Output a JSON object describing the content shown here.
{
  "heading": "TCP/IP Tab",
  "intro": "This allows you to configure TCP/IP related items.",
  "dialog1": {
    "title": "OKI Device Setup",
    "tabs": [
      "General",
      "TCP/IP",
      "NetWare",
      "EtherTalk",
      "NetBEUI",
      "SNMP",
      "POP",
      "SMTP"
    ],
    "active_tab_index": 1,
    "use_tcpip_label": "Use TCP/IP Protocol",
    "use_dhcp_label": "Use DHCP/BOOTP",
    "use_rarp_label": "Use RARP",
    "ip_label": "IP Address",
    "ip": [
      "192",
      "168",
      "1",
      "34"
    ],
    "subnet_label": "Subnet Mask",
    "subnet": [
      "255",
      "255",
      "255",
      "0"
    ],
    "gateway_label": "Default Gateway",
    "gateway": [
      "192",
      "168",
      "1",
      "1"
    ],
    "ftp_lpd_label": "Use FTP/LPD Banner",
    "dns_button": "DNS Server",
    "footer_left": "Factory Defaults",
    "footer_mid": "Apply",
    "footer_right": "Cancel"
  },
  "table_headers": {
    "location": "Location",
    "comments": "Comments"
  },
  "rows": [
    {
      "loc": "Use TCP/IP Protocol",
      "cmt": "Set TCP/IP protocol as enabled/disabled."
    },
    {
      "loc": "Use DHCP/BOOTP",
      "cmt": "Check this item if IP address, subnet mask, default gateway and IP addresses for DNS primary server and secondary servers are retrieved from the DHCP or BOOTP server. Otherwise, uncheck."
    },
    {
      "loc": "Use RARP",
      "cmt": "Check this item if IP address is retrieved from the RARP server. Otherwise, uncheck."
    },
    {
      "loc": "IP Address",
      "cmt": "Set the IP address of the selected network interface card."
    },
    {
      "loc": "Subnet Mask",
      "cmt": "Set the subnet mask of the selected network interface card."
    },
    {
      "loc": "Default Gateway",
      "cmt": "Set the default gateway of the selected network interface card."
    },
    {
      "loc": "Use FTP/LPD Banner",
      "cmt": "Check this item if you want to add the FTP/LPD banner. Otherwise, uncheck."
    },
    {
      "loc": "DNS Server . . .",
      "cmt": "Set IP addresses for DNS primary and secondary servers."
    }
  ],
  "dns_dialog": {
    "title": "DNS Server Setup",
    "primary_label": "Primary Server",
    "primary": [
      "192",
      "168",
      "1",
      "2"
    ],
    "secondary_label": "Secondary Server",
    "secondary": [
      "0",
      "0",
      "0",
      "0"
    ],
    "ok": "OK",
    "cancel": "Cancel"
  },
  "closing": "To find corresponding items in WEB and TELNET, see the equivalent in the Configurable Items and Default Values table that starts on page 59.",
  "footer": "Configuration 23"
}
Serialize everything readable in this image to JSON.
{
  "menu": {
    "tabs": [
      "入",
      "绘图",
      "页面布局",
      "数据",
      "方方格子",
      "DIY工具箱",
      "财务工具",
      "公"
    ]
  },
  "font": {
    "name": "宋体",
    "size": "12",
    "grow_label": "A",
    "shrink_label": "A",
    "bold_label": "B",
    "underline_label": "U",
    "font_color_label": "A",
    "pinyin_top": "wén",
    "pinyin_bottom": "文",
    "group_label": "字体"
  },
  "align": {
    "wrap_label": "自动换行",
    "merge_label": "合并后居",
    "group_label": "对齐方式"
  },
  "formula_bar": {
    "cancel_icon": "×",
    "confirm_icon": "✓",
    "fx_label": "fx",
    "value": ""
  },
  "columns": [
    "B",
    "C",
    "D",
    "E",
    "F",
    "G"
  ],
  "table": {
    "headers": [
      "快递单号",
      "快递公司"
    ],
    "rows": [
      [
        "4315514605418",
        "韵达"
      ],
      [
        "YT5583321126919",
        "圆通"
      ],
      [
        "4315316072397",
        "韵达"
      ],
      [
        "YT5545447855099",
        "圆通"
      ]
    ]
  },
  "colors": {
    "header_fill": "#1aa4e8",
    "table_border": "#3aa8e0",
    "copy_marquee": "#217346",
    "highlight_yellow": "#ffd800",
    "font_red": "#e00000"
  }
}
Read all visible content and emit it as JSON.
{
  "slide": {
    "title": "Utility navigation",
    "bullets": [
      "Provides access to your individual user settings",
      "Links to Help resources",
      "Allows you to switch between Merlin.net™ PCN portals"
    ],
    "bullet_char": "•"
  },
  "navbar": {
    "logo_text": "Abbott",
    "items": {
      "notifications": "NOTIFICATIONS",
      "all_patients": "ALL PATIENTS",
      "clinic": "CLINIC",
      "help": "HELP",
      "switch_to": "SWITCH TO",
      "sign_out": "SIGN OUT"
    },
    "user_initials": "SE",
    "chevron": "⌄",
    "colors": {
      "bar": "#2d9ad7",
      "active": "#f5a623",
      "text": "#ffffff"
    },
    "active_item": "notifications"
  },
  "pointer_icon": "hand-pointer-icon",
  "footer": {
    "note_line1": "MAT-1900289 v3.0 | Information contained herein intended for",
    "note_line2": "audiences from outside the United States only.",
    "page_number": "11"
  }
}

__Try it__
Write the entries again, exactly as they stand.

__Exercise result__
Output a JSON object describing the content shown here.
{
  "heading": "TCP/IP Tab",
  "intro": "This allows you to configure TCP/IP related items.",
  "dialog1": {
    "title": "OKI Device Setup",
    "tabs": [
      "General",
      "TCP/IP",
      "NetWare",
      "EtherTalk",
      "NetBEUI",
      "SNMP",
      "POP",
      "SMTP"
    ],
    "active_tab_index": 1,
    "use_tcpip_label": "Use TCP/IP Protocol",
    "use_dhcp_label": "Use DHCP/BOOTP",
    "use_rarp_label": "Use RARP",
    "ip_label": "IP Address",
    "ip": [
      "192",
      "168",
      "1",
      "34"
    ],
    "subnet_label": "Subnet Mask",
    "subnet": [
      "255",
      "255",
      "255",
      "0"
    ],
    "gateway_label": "Default Gateway",
    "gateway": [
      "192",
      "168",
      "1",
      "1"
    ],
    "ftp_lpd_label": "Use FTP/LPD Banner",
    "dns_button": "DNS Server",
    "footer_left": "Factory Defaults",
    "footer_mid": "Apply",
    "footer_right": "Cancel"
  },
  "table_headers": {
    "location": "Location",
    "comments": "Comments"
  },
  "rows": [
    {
      "loc": "Use TCP/IP Protocol",
      "cmt": "Set TCP/IP protocol as enabled/disabled."
    },
    {
      "loc": "Use DHCP/BOOTP",
      "cmt": "Check this item if IP address, subnet mask, default gateway and IP addresses for DNS primary server and secondary servers are retrieved from the DHCP or BOOTP server. Otherwise, uncheck."
    },
    {
      "loc": "Use RARP",
      "cmt": "Check this item if IP address is retrieved from the RARP server. Otherwise, uncheck."
    },
    {
      "loc": "IP Address",
      "cmt": "Set the IP address of the selected network interface card."
    },
    {
      "loc": "Subnet Mask",
      "cmt": "Set the subnet mask of the selected network interface card."
    },
    {
      "loc": "Default Gateway",
      "cmt": "Set the default gateway of the selected network interface card."
    },
    {
      "loc": "Use FTP/LPD Banner",
      "cmt": "Check this item if you want to add the FTP/LPD banner. Otherwise, uncheck."
    },
    {
      "loc": "DNS Server . . .",
      "cmt": "Set IP addresses for DNS primary and secondary servers."
    }
  ],
  "dns_dialog": {
    "title": "DNS Server Setup",
    "primary_label": "Primary Server",
    "primary": [
      "192",
      "168",
      "1",
      "2"
    ],
    "secondary_label": "Secondary Server",
    "secondary": [
      "0",
      "0",
      "0",
      "0"
    ],
    "ok": "OK",
    "cancel": "Cancel"
  },
  "closing": "To find corresponding items in WEB and TELNET, see the equivalent in the Configurable Items and Default Values table that starts on page 59.",
  "footer": "Configuration 23"
}
Serialize everything readable in this image to JSON.
{
  "menu": {
    "tabs": [
      "入",
      "绘图",
      "页面布局",
      "数据",
      "方方格子",
      "DIY工具箱",
      "财务工具",
      "公"
    ]
  },
  "font": {
    "name": "宋体",
    "size": "12",
    "grow_label": "A",
    "shrink_label": "A",
    "bold_label": "B",
    "underline_label": "U",
    "font_color_label": "A",
    "pinyin_top": "wén",
    "pinyin_bottom": "文",
    "group_label": "字体"
  },
  "align": {
    "wrap_label": "自动换行",
    "merge_label": "合并后居",
    "group_label": "对齐方式"
  },
  "formula_bar": {
    "cancel_icon": "×",
    "confirm_icon": "✓",
    "fx_label": "fx",
    "value": ""
  },
  "columns": [
    "B",
    "C",
    "D",
    "E",
    "F",
    "G"
  ],
  "table": {
    "headers": [
      "快递单号",
      "快递公司"
    ],
    "rows": [
      [
        "4315514605418",
        "韵达"
      ],
      [
        "YT5583321126919",
        "圆通"
      ],
      [
        "4315316072397",
        "韵达"
      ],
      [
        "YT5545447855099",
        "圆通"
      ]
    ]
  },
  "colors": {
    "header_fill": "#1aa4e8",
    "table_border": "#3aa8e0",
    "copy_marquee": "#217346",
    "highlight_yellow": "#ffd800",
    "font_red": "#e00000"
  }
}
Read all visible content and emit it as JSON.
{
  "slide": {
    "title": "Utility navigation",
    "bullets": [
      "Provides access to your individual user settings",
      "Links to Help resources",
      "Allows you to switch between Merlin.net™ PCN portals"
    ],
    "bullet_char": "•"
  },
  "navbar": {
    "logo_text": "Abbott",
    "items": {
      "notifications": "NOTIFICATIONS",
      "all_patients": "ALL PATIENTS",
      "clinic": "CLINIC",
      "help": "HELP",
      "switch_to": "SWITCH TO",
      "sign_out": "SIGN OUT"
    },
    "user_initials": "SE",
    "chevron": "⌄",
    "colors": {
      "bar": "#2d9ad7",
      "active": "#f5a623",
      "text": "#ffffff"
    },
    "active_item": "notifications"
  },
  "pointer_icon": "hand-pointer-icon",
  "footer": {
    "note_line1": "MAT-1900289 v3.0 | Information contained herein intended for",
    "note_line2": "audiences from outside the United States only.",
    "page_number": "11"
  }
}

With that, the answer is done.